[Web page and app entries]
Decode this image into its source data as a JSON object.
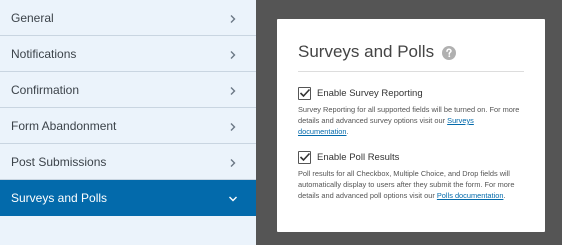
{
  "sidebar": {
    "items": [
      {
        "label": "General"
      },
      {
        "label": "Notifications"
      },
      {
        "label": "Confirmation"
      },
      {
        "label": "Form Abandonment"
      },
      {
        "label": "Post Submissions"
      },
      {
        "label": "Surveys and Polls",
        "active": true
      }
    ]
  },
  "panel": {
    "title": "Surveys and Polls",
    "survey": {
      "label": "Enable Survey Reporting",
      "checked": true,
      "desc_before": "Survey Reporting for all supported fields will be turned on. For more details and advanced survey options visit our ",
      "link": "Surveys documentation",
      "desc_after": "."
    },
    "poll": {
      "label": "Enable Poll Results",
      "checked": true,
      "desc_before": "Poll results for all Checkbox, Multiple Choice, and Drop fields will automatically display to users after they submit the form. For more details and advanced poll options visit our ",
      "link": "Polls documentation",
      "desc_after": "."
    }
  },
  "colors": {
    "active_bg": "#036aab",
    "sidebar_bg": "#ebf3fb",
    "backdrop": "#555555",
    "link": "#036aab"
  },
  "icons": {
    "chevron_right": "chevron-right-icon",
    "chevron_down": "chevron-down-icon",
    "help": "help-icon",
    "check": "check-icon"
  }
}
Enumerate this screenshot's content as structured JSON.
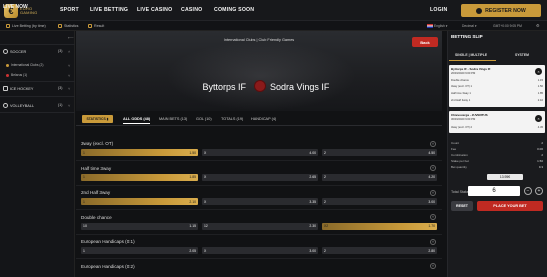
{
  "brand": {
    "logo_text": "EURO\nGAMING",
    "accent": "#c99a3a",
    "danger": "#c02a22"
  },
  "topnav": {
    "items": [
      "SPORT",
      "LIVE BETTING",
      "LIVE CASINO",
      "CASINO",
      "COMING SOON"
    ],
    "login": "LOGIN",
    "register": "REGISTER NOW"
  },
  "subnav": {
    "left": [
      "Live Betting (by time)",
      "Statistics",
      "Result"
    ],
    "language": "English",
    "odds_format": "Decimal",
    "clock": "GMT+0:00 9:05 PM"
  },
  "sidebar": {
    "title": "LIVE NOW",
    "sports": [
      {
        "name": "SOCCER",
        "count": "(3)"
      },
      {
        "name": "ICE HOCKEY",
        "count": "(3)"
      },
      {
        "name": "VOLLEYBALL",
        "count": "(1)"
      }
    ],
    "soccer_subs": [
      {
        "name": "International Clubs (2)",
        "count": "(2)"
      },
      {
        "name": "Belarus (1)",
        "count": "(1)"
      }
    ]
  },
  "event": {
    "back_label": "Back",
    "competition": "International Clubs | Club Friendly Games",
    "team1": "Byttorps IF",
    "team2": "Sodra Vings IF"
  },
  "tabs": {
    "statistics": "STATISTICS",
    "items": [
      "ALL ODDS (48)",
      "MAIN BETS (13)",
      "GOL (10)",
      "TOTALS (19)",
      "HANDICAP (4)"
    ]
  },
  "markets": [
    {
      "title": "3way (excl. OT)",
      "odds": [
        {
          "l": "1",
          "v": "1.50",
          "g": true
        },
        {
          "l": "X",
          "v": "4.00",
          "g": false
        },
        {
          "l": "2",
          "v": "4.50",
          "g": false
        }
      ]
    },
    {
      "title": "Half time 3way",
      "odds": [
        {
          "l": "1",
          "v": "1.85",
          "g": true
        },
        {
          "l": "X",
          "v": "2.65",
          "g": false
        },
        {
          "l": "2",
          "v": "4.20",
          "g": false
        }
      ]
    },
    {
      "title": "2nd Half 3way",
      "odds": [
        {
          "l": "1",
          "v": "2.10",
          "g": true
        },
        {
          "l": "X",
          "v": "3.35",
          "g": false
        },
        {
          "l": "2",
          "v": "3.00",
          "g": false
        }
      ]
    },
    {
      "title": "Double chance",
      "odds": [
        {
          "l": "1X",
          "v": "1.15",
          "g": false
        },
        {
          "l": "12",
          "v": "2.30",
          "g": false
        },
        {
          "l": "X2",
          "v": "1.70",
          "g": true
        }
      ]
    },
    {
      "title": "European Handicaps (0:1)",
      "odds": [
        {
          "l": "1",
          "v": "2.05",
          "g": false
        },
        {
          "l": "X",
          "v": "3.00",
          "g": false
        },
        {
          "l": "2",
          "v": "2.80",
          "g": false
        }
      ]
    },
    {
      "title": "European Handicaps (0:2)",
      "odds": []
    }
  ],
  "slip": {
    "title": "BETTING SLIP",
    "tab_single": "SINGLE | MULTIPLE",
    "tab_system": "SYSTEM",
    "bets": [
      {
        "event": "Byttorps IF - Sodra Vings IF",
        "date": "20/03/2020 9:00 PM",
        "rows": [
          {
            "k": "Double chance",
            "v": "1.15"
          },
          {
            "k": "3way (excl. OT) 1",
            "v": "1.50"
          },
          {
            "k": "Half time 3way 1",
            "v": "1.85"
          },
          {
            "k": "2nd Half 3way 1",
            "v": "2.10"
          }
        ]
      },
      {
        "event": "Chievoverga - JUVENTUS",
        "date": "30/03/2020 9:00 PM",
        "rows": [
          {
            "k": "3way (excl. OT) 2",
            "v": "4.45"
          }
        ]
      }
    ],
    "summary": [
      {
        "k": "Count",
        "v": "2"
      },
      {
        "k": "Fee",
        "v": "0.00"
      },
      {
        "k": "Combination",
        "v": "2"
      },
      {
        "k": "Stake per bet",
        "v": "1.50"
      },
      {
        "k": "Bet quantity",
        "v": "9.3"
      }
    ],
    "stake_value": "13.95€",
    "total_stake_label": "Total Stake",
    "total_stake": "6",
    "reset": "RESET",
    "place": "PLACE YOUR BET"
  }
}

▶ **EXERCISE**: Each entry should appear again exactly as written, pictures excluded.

▶ **EXERCISE SOLUTION**:
Decode this image into its source data as a JSON object.
{
  "sidebar": {
    "items": [
      {
        "label": "General"
      },
      {
        "label": "Notifications"
      },
      {
        "label": "Confirmation"
      },
      {
        "label": "Form Abandonment"
      },
      {
        "label": "Post Submissions"
      },
      {
        "label": "Surveys and Polls",
        "active": true
      }
    ]
  },
  "panel": {
    "title": "Surveys and Polls",
    "survey": {
      "label": "Enable Survey Reporting",
      "checked": true,
      "desc_before": "Survey Reporting for all supported fields will be turned on. For more details and advanced survey options visit our ",
      "link": "Surveys documentation",
      "desc_after": "."
    },
    "poll": {
      "label": "Enable Poll Results",
      "checked": true,
      "desc_before": "Poll results for all Checkbox, Multiple Choice, and Drop fields will automatically display to users after they submit the form. For more details and advanced poll options visit our ",
      "link": "Polls documentation",
      "desc_after": "."
    }
  },
  "colors": {
    "active_bg": "#036aab",
    "sidebar_bg": "#ebf3fb",
    "backdrop": "#555555",
    "link": "#036aab"
  },
  "icons": {
    "chevron_right": "chevron-right-icon",
    "chevron_down": "chevron-down-icon",
    "help": "help-icon",
    "check": "check-icon"
  }
}
Enumerate this screenshot's content as structured JSON.
{
  "brand": {
    "logo_text": "EURO\nGAMING",
    "accent": "#c99a3a",
    "danger": "#c02a22"
  },
  "topnav": {
    "items": [
      "SPORT",
      "LIVE BETTING",
      "LIVE CASINO",
      "CASINO",
      "COMING SOON"
    ],
    "login": "LOGIN",
    "register": "REGISTER NOW"
  },
  "subnav": {
    "left": [
      "Live Betting (by time)",
      "Statistics",
      "Result"
    ],
    "language": "English",
    "odds_format": "Decimal",
    "clock": "GMT+0:00 9:05 PM"
  },
  "sidebar": {
    "title": "LIVE NOW",
    "sports": [
      {
        "name": "SOCCER",
        "count": "(3)"
      },
      {
        "name": "ICE HOCKEY",
        "count": "(3)"
      },
      {
        "name": "VOLLEYBALL",
        "count": "(1)"
      }
    ],
    "soccer_subs": [
      {
        "name": "International Clubs (2)",
        "count": "(2)"
      },
      {
        "name": "Belarus (1)",
        "count": "(1)"
      }
    ]
  },
  "event": {
    "back_label": "Back",
    "competition": "International Clubs | Club Friendly Games",
    "team1": "Byttorps IF",
    "team2": "Sodra Vings IF"
  },
  "tabs": {
    "statistics": "STATISTICS",
    "items": [
      "ALL ODDS (48)",
      "MAIN BETS (13)",
      "GOL (10)",
      "TOTALS (19)",
      "HANDICAP (4)"
    ]
  },
  "markets": [
    {
      "title": "3way (excl. OT)",
      "odds": [
        {
          "l": "1",
          "v": "1.50",
          "g": true
        },
        {
          "l": "X",
          "v": "4.00",
          "g": false
        },
        {
          "l": "2",
          "v": "4.50",
          "g": false
        }
      ]
    },
    {
      "title": "Half time 3way",
      "odds": [
        {
          "l": "1",
          "v": "1.85",
          "g": true
        },
        {
          "l": "X",
          "v": "2.65",
          "g": false
        },
        {
          "l": "2",
          "v": "4.20",
          "g": false
        }
      ]
    },
    {
      "title": "2nd Half 3way",
      "odds": [
        {
          "l": "1",
          "v": "2.10",
          "g": true
        },
        {
          "l": "X",
          "v": "3.35",
          "g": false
        },
        {
          "l": "2",
          "v": "3.00",
          "g": false
        }
      ]
    },
    {
      "title": "Double chance",
      "odds": [
        {
          "l": "1X",
          "v": "1.15",
          "g": false
        },
        {
          "l": "12",
          "v": "2.30",
          "g": false
        },
        {
          "l": "X2",
          "v": "1.70",
          "g": true
        }
      ]
    },
    {
      "title": "European Handicaps (0:1)",
      "odds": [
        {
          "l": "1",
          "v": "2.05",
          "g": false
        },
        {
          "l": "X",
          "v": "3.00",
          "g": false
        },
        {
          "l": "2",
          "v": "2.80",
          "g": false
        }
      ]
    },
    {
      "title": "European Handicaps (0:2)",
      "odds": []
    }
  ],
  "slip": {
    "title": "BETTING SLIP",
    "tab_single": "SINGLE | MULTIPLE",
    "tab_system": "SYSTEM",
    "bets": [
      {
        "event": "Byttorps IF - Sodra Vings IF",
        "date": "20/03/2020 9:00 PM",
        "rows": [
          {
            "k": "Double chance",
            "v": "1.15"
          },
          {
            "k": "3way (excl. OT) 1",
            "v": "1.50"
          },
          {
            "k": "Half time 3way 1",
            "v": "1.85"
          },
          {
            "k": "2nd Half 3way 1",
            "v": "2.10"
          }
        ]
      },
      {
        "event": "Chievoverga - JUVENTUS",
        "date": "30/03/2020 9:00 PM",
        "rows": [
          {
            "k": "3way (excl. OT) 2",
            "v": "4.45"
          }
        ]
      }
    ],
    "summary": [
      {
        "k": "Count",
        "v": "2"
      },
      {
        "k": "Fee",
        "v": "0.00"
      },
      {
        "k": "Combination",
        "v": "2"
      },
      {
        "k": "Stake per bet",
        "v": "1.50"
      },
      {
        "k": "Bet quantity",
        "v": "9.3"
      }
    ],
    "stake_value": "13.95€",
    "total_stake_label": "Total Stake",
    "total_stake": "6",
    "reset": "RESET",
    "place": "PLACE YOUR BET"
  }
}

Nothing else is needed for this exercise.